  • Patients were supported to make decisions and, where appropriate, their mental capacity was assessed and recorded.
  • Staff respected patients’ diverse needs. Patients were supported, treated with dignity and respect, and involved as partners in their care. There was a visible person centred culture.
  • Patients were involved and encouraged to be partners in their care and in making
  • decisions, with any support they need. Staff spent time talking to patients so that they understood their care, treatment and condition.
  • Staff took into account the needs of different groups so that they met patients’ needs.
  • Patients understood how to complain or raise a concern. Staff took complaints and concerns seriously. They listened and responded to in a timely way.
  • The service was transparent and open with stakeholders about performance. Information was used to support effective decision-making and drive improvement. Staff reported and reviewed information on patients’ experiences alongside other performance data.
  • Staff felt respected, valued and supported. They were committed to their roles and enjoyed working with the patient group. They described a strong and supportive team.
  • Managers supported staff to work in innovative ways. They encouraged staff to discuss issues and ideas for service development.


  • At the Windsor Clinic, the fire risk assessment was out of date and actions had not been completed.
  • Not all patients had a comprehensive risk management plan that staff reviewed regularly.
  • Care records were not always comprehensive and holistic. They did not always take account of patients’ views. Some were not recovery focused and were not reviewed regularly.
  • Systems for audit and review in relation to care records were not always effective.
  • Some care records did not contain individual plans for unexpected exit from treatment.

Community-based mental health services for adults of working age

Requires improvement

Updated 5 April 2019

Our rating of this service went down. We rated it as requires improvement because:

  • There were long wait times for patient access to psychological interventions.
  • Staff compliance rates for role-specific mandatory training were low.
  • The service was going through a migration of one electronic system to another. New staff could not easily access the previous electronic record system.
  • Park Lodge and Moss House were not accessible for wheelchair users and the disabled toilet at Moss House was not fit for purpose.


  • There were no waiting lists for assessment by the community mental health service.
  • Risk assessments and audits of the environment, including infection control, were done regularly and were up to date.
  • Patients had robust, person centred care and treatment plans including physical health assessments.
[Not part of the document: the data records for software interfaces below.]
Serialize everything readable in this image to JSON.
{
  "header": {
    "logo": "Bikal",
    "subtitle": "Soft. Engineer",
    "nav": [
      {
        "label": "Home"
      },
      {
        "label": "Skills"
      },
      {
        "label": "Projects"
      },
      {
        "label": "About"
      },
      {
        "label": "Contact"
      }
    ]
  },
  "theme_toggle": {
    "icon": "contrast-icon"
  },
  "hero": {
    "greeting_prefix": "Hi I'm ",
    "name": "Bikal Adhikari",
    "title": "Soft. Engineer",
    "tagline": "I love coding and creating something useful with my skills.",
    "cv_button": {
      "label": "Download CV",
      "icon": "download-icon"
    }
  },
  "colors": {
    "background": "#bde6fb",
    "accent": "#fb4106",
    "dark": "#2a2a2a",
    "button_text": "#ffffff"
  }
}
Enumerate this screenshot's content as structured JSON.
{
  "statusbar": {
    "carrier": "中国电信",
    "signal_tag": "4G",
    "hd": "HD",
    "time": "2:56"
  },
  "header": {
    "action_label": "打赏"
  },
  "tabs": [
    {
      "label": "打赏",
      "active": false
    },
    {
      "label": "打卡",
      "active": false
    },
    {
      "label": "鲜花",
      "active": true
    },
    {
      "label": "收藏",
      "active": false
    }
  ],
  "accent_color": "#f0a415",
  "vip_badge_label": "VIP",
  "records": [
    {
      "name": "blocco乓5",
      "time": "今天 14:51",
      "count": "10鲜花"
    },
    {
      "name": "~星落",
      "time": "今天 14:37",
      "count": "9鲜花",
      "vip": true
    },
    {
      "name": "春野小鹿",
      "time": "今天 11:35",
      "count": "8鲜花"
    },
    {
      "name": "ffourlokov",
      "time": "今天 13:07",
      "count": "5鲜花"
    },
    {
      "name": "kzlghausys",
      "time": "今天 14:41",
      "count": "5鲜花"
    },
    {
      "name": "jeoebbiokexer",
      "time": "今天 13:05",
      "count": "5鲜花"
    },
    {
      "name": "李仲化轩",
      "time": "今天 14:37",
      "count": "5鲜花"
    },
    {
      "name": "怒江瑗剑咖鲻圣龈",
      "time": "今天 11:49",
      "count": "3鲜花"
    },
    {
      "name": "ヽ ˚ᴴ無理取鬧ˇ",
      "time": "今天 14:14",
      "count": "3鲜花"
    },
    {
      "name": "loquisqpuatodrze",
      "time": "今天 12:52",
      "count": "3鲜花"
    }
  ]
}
They were involved in the decision making about their care and treatment.
  • Serious incidents were being reported and managers were able to feed into the trust risk register. The service had a variety of ways that risks, concerns, complaints and lessons learnt were being communicated to staff.
  • The service had robust multidisciplinary and interagency teamworking.
  • The service provided a variety of information regarding community events, treatments and care services available for patients, carers and families.
  • Staff were trained in and had a good understanding of the Mental Health Act and the Mental Capacity Act. The service had policies and procedures in place and staff had access to support.
  • There was good leadership and the service encouraged learning and continuous improvement ideas from staff, patients, families and carers.